** DATA FOR REVIEW **
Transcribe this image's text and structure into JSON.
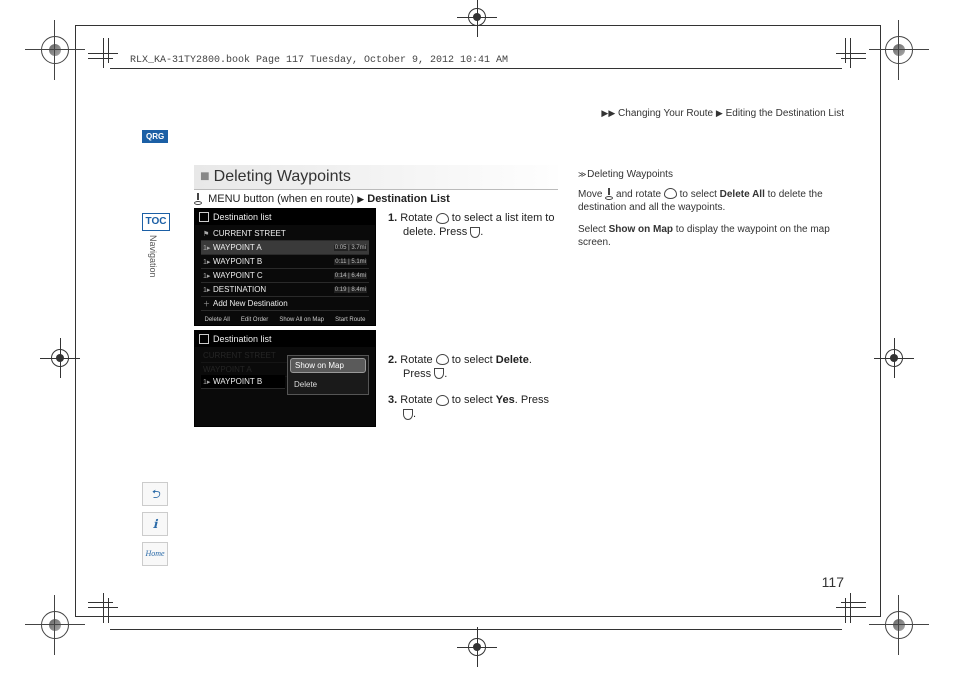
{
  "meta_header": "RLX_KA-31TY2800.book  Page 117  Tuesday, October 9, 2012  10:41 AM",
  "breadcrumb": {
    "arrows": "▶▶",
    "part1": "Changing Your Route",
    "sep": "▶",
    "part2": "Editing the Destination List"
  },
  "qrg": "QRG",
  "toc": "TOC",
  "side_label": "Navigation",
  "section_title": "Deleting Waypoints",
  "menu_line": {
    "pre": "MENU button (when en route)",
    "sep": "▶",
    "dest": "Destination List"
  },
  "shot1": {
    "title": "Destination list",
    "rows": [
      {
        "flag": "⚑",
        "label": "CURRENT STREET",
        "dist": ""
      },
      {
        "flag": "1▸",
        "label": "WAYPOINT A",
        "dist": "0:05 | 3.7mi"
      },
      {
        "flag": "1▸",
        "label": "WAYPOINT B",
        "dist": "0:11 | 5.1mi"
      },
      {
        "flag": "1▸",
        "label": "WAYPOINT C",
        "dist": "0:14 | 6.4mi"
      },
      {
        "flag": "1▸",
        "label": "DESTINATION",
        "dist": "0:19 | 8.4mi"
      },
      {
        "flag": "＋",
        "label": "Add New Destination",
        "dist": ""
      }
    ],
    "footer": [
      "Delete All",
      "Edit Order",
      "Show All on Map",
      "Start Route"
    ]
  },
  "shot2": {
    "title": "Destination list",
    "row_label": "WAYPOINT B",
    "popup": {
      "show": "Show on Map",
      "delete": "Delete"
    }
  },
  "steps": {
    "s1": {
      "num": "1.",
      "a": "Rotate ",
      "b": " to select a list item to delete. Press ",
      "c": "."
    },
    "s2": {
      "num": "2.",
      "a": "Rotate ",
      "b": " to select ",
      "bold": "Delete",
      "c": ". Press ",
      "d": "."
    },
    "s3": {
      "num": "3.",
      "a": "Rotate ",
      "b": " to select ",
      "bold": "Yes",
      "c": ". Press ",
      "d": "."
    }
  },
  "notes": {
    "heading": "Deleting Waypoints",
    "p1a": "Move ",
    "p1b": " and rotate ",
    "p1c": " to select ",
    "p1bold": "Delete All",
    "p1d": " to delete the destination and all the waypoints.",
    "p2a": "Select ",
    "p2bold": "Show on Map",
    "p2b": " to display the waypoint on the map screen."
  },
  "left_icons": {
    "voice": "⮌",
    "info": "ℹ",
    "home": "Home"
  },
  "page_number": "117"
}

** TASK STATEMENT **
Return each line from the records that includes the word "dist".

** ANSWER TO THIS PROBLEM **
        "dist": ""
        "dist": "0:05 | 3.7mi"
        "dist": "0:11 | 5.1mi"
        "dist": "0:14 | 6.4mi"
        "dist": "0:19 | 8.4mi"
        "dist": ""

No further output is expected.